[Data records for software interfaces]
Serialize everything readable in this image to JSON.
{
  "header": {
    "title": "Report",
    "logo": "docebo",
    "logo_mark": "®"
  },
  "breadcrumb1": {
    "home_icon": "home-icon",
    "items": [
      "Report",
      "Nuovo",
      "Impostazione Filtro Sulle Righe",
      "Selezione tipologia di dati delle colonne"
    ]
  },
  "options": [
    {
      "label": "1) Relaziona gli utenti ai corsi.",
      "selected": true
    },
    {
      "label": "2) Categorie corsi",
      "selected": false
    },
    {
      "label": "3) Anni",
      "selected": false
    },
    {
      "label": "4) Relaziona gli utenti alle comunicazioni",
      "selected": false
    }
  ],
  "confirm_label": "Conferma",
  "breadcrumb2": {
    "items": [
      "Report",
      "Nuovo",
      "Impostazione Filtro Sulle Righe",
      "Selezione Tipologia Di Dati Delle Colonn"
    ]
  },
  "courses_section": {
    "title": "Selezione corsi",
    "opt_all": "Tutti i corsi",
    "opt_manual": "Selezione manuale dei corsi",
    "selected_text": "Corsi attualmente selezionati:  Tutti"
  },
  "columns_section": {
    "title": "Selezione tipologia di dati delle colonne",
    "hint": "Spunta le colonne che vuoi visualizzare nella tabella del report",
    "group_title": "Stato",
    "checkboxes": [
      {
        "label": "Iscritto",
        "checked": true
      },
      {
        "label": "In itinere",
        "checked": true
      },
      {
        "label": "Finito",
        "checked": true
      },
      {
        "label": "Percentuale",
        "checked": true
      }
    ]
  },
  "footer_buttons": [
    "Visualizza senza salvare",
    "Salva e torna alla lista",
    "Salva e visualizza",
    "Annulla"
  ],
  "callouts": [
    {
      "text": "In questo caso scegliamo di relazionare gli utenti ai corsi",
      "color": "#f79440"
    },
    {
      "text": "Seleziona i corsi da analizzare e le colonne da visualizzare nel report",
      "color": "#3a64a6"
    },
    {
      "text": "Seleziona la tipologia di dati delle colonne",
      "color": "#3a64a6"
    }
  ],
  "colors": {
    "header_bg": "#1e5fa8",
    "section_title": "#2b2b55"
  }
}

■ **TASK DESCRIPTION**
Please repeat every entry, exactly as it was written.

■ **SOLUTION FOR THIS PROBLEM**
Serialize everything readable in this image to JSON.
{
  "header": {
    "title": "Report",
    "logo": "docebo",
    "logo_mark": "®"
  },
  "breadcrumb1": {
    "home_icon": "home-icon",
    "items": [
      "Report",
      "Nuovo",
      "Impostazione Filtro Sulle Righe",
      "Selezione tipologia di dati delle colonne"
    ]
  },
  "options": [
    {
      "label": "1) Relaziona gli utenti ai corsi.",
      "selected": true
    },
    {
      "label": "2) Categorie corsi",
      "selected": false
    },
    {
      "label": "3) Anni",
      "selected": false
    },
    {
      "label": "4) Relaziona gli utenti alle comunicazioni",
      "selected": false
    }
  ],
  "confirm_label": "Conferma",
  "breadcrumb2": {
    "items": [
      "Report",
      "Nuovo",
      "Impostazione Filtro Sulle Righe",
      "Selezione Tipologia Di Dati Delle Colonn"
    ]
  },
  "courses_section": {
    "title": "Selezione corsi",
    "opt_all": "Tutti i corsi",
    "opt_manual": "Selezione manuale dei corsi",
    "selected_text": "Corsi attualmente selezionati:  Tutti"
  },
  "columns_section": {
    "title": "Selezione tipologia di dati delle colonne",
    "hint": "Spunta le colonne che vuoi visualizzare nella tabella del report",
    "group_title": "Stato",
    "checkboxes": [
      {
        "label": "Iscritto",
        "checked": true
      },
      {
        "label": "In itinere",
        "checked": true
      },
      {
        "label": "Finito",
        "checked": true
      },
      {
        "label": "Percentuale",
        "checked": true
      }
    ]
  },
  "footer_buttons": [
    "Visualizza senza salvare",
    "Salva e torna alla lista",
    "Salva e visualizza",
    "Annulla"
  ],
  "callouts": [
    {
      "text": "In questo caso scegliamo di relazionare gli utenti ai corsi",
      "color": "#f79440"
    },
    {
      "text": "Seleziona i corsi da analizzare e le colonne da visualizzare nel report",
      "color": "#3a64a6"
    },
    {
      "text": "Seleziona la tipologia di dati delle colonne",
      "color": "#3a64a6"
    }
  ],
  "colors": {
    "header_bg": "#1e5fa8",
    "section_title": "#2b2b55"
  }
}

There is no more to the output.